## [YOUR INSTRUCTIONS]
Look below and pull out each line with the word "belladonna".

## [MATERIAL PROVIDED]
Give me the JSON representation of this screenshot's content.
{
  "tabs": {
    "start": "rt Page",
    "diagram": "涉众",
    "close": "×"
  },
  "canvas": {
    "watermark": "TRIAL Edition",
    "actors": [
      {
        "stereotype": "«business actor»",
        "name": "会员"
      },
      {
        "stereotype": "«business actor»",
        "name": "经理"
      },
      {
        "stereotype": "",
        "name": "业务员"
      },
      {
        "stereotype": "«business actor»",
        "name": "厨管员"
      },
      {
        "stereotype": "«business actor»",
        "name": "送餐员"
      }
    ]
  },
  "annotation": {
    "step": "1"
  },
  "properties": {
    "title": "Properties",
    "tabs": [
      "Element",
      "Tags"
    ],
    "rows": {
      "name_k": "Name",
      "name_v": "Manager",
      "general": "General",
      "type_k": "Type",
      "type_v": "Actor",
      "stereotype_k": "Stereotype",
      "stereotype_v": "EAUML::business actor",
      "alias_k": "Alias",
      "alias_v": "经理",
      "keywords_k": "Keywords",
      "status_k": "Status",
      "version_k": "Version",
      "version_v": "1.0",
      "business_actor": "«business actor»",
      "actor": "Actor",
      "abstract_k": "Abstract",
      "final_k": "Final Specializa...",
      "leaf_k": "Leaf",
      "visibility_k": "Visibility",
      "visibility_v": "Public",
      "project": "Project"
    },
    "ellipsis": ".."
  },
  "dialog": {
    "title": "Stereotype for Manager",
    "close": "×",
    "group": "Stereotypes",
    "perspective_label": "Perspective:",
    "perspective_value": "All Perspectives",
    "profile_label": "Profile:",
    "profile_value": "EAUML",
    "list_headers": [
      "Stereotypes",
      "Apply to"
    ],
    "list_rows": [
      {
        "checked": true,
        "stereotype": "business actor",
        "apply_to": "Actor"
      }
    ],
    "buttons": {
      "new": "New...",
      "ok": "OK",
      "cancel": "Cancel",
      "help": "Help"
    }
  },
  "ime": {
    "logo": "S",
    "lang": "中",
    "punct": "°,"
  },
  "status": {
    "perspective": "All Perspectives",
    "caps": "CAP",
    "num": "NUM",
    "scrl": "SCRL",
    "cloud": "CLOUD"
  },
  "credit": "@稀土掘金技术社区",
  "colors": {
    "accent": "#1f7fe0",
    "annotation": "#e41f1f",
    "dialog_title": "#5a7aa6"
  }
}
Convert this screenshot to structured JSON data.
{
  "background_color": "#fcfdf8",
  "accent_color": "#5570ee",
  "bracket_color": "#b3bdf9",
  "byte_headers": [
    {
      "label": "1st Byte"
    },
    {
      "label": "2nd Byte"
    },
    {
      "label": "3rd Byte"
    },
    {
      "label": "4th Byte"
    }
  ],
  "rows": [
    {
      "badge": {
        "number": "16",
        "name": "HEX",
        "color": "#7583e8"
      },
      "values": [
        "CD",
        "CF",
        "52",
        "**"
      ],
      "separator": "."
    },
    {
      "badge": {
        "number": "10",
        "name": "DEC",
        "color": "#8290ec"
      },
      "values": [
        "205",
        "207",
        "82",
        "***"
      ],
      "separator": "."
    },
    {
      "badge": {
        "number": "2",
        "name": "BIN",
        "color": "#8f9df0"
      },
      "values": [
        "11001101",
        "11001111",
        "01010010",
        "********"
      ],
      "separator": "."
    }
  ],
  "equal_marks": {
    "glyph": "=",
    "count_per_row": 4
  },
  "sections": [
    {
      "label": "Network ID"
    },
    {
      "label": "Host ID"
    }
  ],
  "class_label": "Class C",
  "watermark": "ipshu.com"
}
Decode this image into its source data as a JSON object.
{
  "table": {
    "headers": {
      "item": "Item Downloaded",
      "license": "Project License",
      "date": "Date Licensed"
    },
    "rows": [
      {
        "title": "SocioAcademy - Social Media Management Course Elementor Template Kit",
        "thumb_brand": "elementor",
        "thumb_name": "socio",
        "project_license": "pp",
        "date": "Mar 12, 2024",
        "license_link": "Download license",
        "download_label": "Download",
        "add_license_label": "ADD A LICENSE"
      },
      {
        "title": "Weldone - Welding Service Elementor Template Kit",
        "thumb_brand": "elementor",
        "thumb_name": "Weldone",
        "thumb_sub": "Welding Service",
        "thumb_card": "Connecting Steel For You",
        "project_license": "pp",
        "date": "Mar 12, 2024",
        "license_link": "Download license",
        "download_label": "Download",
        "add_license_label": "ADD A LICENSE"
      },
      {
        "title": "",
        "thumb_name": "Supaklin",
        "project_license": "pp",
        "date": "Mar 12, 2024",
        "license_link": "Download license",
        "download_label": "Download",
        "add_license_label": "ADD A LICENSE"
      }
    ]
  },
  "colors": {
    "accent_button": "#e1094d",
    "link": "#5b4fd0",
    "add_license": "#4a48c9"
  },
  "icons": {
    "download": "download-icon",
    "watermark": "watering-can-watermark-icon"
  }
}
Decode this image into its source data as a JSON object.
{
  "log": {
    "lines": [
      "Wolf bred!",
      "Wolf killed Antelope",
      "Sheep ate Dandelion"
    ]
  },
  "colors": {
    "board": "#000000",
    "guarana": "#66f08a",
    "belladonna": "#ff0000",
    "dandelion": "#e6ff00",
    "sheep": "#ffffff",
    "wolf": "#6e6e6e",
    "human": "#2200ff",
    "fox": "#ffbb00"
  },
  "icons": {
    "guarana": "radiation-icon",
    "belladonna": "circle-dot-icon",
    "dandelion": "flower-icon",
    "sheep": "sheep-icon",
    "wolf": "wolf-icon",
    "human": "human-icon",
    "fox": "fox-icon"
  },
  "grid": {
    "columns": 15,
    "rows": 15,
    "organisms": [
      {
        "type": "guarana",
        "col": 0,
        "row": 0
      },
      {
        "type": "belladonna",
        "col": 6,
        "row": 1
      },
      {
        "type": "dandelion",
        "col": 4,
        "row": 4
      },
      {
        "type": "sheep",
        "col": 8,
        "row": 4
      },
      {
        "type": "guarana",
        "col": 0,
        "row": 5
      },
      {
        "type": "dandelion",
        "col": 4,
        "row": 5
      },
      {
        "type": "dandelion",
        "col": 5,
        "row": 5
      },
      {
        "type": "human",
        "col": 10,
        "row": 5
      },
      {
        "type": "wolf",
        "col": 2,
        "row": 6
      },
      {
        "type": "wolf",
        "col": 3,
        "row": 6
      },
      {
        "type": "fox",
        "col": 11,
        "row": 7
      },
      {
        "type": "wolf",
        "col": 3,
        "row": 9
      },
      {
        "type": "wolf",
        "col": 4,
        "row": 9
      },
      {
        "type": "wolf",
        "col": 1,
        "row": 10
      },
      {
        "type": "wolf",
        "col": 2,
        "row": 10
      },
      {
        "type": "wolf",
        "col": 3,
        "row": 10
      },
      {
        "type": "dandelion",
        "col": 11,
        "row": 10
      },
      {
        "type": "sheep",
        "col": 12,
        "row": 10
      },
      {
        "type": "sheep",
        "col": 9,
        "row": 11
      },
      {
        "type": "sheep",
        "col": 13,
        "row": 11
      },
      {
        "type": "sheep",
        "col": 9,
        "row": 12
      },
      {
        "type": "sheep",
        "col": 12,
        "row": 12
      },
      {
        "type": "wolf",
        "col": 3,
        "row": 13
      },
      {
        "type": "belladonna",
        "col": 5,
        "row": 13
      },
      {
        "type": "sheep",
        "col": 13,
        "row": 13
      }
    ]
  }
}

## [EXERCISE SOLUTION]
    "belladonna": "#ff0000",
    "belladonna": "circle-dot-icon",
        "type": "belladonna",
        "type": "belladonna",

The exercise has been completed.